The company is deeply embedded in finance the world over. “There is pretty much nothing in the financial market that BlackRock is not somehow involved in,” says Wall Street correspondent Heike Buchter. This embeddedness provides seemingly endless opportunities for BlackRock to enrich itself. For instance, BlackRock not only owns shares in companies, but also offers its services as an auditor. Governments and central banks enlist BlackRock to audit and advise them on what to do with domestic financial institutions — institutions in which BlackRock itself is often a shareholder.

In its capacity as a shareholder, BlackRock doesn’t tend to play an activist role, meaning it usually sides with corporate management in meetings, taking a hands-off approach in public except on rare occasions. But BlackRock is so powerful that it can command a private audience with corporate management and state its preferences directly. Knowing the power the firm wields as an owner, corporate managers are no doubt eager to do what BlackRock has indicated it wants.
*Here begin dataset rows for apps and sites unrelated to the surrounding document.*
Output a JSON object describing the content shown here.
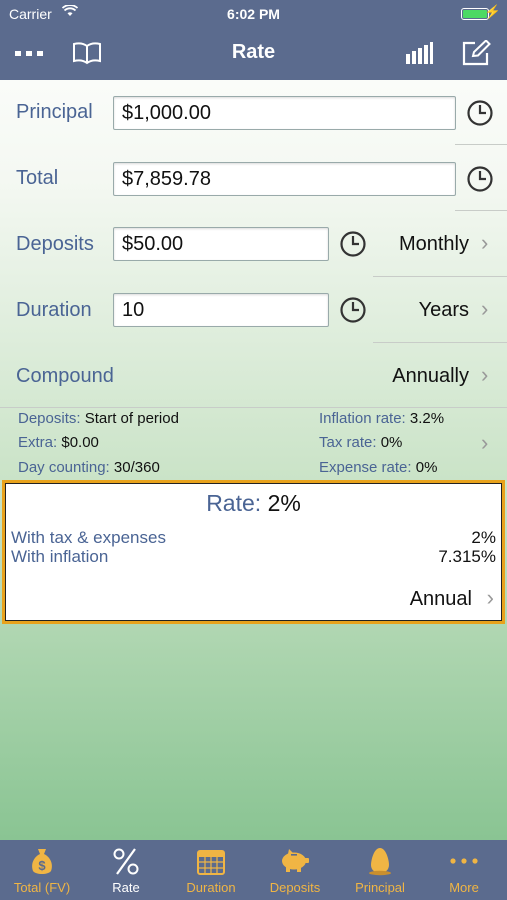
{
  "status": {
    "carrier": "Carrier",
    "time": "6:02 PM"
  },
  "nav": {
    "title": "Rate"
  },
  "form": {
    "principal": {
      "label": "Principal",
      "value": "$1,000.00"
    },
    "total": {
      "label": "Total",
      "value": "$7,859.78"
    },
    "deposits": {
      "label": "Deposits",
      "value": "$50.00",
      "frequency": "Monthly"
    },
    "duration": {
      "label": "Duration",
      "value": "10",
      "unit": "Years"
    },
    "compound": {
      "label": "Compound",
      "value": "Annually"
    }
  },
  "info": {
    "deposits_label": "Deposits:",
    "deposits_value": "Start of period",
    "extra_label": "Extra:",
    "extra_value": "$0.00",
    "day_label": "Day counting:",
    "day_value": "30/360",
    "inflation_label": "Inflation rate:",
    "inflation_value": "3.2%",
    "tax_label": "Tax rate:",
    "tax_value": "0%",
    "expense_label": "Expense rate:",
    "expense_value": "0%"
  },
  "result": {
    "title_label": "Rate:",
    "title_value": "2%",
    "tax_label": "With tax & expenses",
    "tax_value": "2%",
    "inflation_label": "With inflation",
    "inflation_value": "7.315%",
    "period": "Annual"
  },
  "tabs": [
    {
      "label": "Total (FV)",
      "icon": "money-bag-icon"
    },
    {
      "label": "Rate",
      "icon": "percent-icon"
    },
    {
      "label": "Duration",
      "icon": "calendar-icon"
    },
    {
      "label": "Deposits",
      "icon": "piggy-bank-icon"
    },
    {
      "label": "Principal",
      "icon": "egg-icon"
    },
    {
      "label": "More",
      "icon": "more-dots-icon"
    }
  ],
  "colors": {
    "bar": "#5b6b8e",
    "accent": "#f0b544",
    "label": "#4a6494",
    "highlight": "#e8a21c"
  }
}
But though capable of exerting a great deal of influence, BlackRock is not especially invested in the fate of one particular firm or another. Instead, asset management firms like BlackRock care more about the performance of capital as a whole. As Brett Christophers recently argued in Jacobin, “What serves the interests of the modern institutional investment community is not so much seeing this or that company perform well, but maintaining confidence in capitalism as a mode of social and economic production and reproduction.” As long as capitalists somewhere are raking in big profits, BlackRock can devise ways to benefit.

In other words, BlackRock doesn’t really live or die by particular investments in individual capitalist enterprises so much as a general investment in capitalism itself. Even more than investment banks like Goldman Sachs, then, BlackRock’s interests are synonymous not just with the interests of one firm but with capital writ large.

One financial industry insider told the Wall Street Journal that Biden’s BlackRock picks send “a clear signal to the industry to breathe easier: They can plan for stability without likely facing massive new regulatory or tax risks.” The message sent by two BlackRock appointees is that serving the interests of capital — not just this or that firm or even sector — is the Biden administration’s top economic priority, and he’s willing to enlist the world’s most ruthless capitalists to help him serve.